In a video address to an international conference in Vienna focused on combatting anti-Semitism, Netanyahu said anti-Semitism and anti-Zionism are one.
An open letter from 35 prominent Israelis, including Jewish-history scholars and Israel Prize laureates, was published a day before the conference in the Austrian media saying, "It is nonsensical and inappropriate to identify anti-Zionism with anti-Semitism."
The conference, which Netanyahu did not attend due to the political crisis in Israel, brought together representatives from EU member countries and Israel, as well as American and European Jewish organizations.
The signatories to the letter against the conflation of anti-Zionism and anti-Semitism objected to the conference's official declaration, which alleged "identifying" anti-Zionism with anti-Semitism and called for a distinction between legitimate criticism of Israel, "harsh as it may be," and anti-Semitism.
- Israeli academics and artists warn against equating anti-Zionism with anti-Semitism
- Netanyahu cancels visit to Austrian anti-Semitism conference
- Austrian president confirms: We asked Israel to reconsider boycott on foreign minister
"This fight against anti-Semitism should not be instrumentalized to suppress legitimate criticism of Israel’s occupation and severe violations of Palestinian human rights," the letter read.
In the address, the prime minister called Austrian Chancellor Sebastian Kurz, whose country holds the EU's rotating presidency until the end of the year and hosted the meeting, a friend: "Sebastian, you are a true friend of Israel. A true friend of the Jewish people."
Kurz's conservative People's Party rules in a coalition alongside the far-right Freedom Party, which Israel boycotts.

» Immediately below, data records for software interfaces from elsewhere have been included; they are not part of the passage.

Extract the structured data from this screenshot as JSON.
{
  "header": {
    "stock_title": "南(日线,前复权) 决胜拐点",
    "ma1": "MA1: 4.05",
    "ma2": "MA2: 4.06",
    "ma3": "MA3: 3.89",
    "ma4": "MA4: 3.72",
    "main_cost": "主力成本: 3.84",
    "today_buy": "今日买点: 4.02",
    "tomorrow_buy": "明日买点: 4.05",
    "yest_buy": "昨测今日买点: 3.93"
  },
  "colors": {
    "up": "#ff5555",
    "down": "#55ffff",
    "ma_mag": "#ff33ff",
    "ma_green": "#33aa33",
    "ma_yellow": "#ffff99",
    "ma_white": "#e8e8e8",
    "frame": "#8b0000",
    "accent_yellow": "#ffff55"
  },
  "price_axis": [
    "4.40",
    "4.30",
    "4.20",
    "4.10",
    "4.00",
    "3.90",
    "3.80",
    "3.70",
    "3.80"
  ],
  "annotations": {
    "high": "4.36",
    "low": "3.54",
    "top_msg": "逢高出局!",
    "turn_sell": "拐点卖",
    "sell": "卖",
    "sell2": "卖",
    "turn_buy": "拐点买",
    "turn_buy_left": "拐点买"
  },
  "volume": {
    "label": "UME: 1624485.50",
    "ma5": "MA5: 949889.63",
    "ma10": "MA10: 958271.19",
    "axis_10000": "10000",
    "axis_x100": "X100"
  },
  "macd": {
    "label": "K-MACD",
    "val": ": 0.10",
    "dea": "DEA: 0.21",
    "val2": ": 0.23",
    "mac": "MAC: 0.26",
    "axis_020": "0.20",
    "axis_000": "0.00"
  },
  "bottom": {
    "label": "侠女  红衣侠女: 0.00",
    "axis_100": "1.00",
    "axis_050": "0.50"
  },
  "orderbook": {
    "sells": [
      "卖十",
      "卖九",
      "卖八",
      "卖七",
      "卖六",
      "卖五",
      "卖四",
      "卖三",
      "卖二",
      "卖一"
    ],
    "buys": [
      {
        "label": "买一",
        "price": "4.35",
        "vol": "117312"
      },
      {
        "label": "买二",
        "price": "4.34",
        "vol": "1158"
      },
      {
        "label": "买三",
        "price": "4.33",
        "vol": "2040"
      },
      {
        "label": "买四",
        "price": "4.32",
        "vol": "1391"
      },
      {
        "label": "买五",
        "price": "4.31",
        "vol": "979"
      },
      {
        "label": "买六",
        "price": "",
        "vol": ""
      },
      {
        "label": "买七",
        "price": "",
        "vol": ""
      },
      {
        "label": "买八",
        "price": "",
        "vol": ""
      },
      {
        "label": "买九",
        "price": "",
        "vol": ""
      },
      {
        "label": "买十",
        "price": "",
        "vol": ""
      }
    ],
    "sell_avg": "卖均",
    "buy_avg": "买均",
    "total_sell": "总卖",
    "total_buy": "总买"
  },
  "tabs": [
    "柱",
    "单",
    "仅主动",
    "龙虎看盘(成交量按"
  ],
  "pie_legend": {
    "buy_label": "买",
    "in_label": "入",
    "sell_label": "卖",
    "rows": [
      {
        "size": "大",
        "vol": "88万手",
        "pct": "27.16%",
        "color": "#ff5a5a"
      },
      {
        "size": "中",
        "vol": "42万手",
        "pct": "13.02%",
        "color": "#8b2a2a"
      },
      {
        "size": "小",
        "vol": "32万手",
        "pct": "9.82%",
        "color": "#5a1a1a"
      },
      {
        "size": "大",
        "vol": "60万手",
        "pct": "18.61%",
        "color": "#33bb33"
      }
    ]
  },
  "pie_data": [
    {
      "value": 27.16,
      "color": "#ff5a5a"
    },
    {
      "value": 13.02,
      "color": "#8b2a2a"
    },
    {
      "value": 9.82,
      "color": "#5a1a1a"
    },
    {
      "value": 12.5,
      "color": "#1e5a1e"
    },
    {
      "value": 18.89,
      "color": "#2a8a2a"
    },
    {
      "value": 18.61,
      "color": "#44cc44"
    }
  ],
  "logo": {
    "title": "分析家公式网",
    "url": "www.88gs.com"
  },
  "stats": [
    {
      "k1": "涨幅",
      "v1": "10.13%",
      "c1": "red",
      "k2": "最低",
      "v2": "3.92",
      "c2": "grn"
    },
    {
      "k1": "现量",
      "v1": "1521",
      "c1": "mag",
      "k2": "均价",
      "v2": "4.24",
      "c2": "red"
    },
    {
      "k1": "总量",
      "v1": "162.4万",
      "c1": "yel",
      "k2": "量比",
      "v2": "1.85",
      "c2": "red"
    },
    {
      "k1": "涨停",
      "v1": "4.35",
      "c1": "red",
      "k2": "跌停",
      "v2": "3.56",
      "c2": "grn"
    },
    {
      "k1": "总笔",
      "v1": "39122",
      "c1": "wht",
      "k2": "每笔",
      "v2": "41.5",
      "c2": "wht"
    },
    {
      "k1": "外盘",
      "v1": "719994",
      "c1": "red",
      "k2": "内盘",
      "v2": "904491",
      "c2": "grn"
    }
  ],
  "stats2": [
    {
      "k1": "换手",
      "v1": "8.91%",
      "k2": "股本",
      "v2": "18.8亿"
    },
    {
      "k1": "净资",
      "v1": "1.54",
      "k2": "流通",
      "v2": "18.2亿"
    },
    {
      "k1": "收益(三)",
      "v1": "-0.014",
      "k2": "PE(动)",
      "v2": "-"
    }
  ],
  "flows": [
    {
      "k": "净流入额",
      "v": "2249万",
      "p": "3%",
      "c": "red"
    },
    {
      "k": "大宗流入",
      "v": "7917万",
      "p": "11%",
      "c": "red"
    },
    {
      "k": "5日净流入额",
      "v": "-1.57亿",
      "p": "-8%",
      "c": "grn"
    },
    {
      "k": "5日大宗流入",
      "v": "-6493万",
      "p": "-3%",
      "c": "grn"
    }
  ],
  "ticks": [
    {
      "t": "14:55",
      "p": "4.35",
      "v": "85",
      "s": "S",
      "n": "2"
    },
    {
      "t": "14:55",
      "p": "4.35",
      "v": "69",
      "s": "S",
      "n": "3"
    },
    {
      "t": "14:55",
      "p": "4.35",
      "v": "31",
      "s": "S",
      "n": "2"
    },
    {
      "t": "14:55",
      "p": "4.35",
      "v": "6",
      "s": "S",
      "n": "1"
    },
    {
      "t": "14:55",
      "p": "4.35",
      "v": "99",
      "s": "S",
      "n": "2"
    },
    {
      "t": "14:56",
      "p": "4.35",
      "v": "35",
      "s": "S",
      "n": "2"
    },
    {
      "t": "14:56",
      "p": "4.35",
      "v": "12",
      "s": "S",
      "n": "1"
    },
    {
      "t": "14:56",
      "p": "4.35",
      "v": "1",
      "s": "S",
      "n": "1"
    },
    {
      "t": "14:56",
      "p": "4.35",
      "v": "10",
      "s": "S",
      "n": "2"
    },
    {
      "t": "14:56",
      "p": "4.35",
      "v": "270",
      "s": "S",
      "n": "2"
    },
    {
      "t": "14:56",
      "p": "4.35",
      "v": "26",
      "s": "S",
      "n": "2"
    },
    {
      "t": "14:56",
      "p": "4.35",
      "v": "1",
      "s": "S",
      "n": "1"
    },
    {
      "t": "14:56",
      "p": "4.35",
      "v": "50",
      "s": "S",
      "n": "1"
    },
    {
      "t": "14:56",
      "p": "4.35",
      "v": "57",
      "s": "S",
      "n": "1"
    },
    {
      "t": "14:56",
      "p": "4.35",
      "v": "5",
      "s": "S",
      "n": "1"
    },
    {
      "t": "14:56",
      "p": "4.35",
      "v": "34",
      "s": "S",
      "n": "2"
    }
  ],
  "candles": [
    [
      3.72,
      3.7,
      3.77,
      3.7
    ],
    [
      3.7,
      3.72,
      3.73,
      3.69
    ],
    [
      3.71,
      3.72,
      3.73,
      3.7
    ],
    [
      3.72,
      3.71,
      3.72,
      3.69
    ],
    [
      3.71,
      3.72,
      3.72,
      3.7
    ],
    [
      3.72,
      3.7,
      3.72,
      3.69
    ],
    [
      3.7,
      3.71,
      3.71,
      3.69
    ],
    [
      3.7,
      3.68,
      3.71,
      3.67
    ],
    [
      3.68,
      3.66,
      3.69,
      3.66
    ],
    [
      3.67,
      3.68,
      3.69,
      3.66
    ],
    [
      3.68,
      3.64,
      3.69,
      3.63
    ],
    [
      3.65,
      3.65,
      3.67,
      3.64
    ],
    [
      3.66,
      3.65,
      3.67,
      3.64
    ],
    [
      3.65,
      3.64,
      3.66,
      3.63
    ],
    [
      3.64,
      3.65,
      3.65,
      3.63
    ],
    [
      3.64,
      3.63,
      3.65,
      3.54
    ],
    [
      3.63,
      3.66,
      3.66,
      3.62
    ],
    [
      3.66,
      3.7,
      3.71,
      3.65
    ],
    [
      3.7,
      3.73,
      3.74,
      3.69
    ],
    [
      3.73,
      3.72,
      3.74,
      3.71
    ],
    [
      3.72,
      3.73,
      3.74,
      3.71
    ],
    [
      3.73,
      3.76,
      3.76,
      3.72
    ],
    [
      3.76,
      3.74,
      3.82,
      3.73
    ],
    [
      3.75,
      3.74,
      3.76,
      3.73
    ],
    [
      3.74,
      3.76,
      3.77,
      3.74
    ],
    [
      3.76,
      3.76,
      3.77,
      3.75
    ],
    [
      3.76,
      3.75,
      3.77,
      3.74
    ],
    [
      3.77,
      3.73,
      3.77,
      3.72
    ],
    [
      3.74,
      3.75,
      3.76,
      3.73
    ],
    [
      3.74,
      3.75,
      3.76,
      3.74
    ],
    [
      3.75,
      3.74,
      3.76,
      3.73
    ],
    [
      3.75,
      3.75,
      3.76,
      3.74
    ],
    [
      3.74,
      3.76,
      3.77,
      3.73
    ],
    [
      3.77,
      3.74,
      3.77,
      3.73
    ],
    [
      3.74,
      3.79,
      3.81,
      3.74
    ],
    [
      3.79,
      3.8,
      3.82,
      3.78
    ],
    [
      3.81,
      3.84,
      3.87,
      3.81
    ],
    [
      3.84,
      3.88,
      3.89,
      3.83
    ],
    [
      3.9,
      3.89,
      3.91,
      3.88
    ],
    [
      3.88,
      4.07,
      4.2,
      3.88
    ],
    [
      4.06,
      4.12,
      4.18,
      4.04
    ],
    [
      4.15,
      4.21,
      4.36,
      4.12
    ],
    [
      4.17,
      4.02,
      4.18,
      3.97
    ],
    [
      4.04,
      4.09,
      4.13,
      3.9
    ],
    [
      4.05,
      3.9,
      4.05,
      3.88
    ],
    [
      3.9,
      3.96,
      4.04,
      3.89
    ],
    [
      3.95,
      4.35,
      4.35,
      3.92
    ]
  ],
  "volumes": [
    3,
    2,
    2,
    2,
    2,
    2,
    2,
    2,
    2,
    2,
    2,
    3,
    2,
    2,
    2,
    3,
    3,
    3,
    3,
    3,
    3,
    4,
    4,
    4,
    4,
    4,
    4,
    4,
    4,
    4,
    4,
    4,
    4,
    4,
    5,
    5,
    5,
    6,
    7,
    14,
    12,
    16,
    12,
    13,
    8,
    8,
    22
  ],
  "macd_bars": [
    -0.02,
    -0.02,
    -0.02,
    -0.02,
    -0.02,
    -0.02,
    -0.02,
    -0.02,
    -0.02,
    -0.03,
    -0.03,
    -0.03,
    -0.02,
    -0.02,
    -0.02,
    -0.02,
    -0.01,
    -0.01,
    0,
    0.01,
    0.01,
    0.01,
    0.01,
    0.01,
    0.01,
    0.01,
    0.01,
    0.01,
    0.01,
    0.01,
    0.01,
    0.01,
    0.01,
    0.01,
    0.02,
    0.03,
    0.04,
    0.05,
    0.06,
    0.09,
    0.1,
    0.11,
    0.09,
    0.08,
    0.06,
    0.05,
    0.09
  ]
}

The increased focus on combating anti-Semitism and commemorating the Holocaust is part of an effort by the Austrian government to lift Israel’s boycott of the Freedom Party, which is known for its anti-Semitic and Nazi roots.
Netanyahu also reminded the audience that Israel, together with seven European countries, including Austria, adopted the International Holocaust Remembrance Alliance, or IHRA, definition of anti-Semitism and "urged all countrites to adopt this definition."
The IHRA definition - which was adopted in 2016 by Germany, the United Kingdom and five others in the European Union - includes the phrase: “Denying the Jewish people their right to self-determination, e.g., by claiming that the existence of a State of Israel is a racist endeavor.”
The IHRA definition was central to a controversy involving allegations of anti-Semitism against U.K Labor leader Jeremy Corbyn when the party refused to adopt the IHRA definition, opting instead for a diluted version. It has since adopted the full IHRA wording.
The last time an Israeli prime minister visited Austria was over 21 years ago, when Netanyahu visited the country in his previous tenure as premier. Before that, only Golda Meir and Presidents Moshe Katzav and Shimon Peres had gone to Austria on official visits.
The head of the European Jewish Congress, Moshe Kantor, warned at Wednesday's "Europe Beyond Anti-Semitism and Anti-Semitism - Securing Jewish Life in Europe" conference in Vienna that "Jewish communities in Europe are increasingly concerned about their security and pessimistic about their future."
He and others called on governments, public and private institutions to implement policies against anti-Semitism presented at the conference.
Kurz said the measures include providing better safety for Jewish communities, reinforcing legislation and improving education against anti-Semitism.
The Associated Press contributed to this report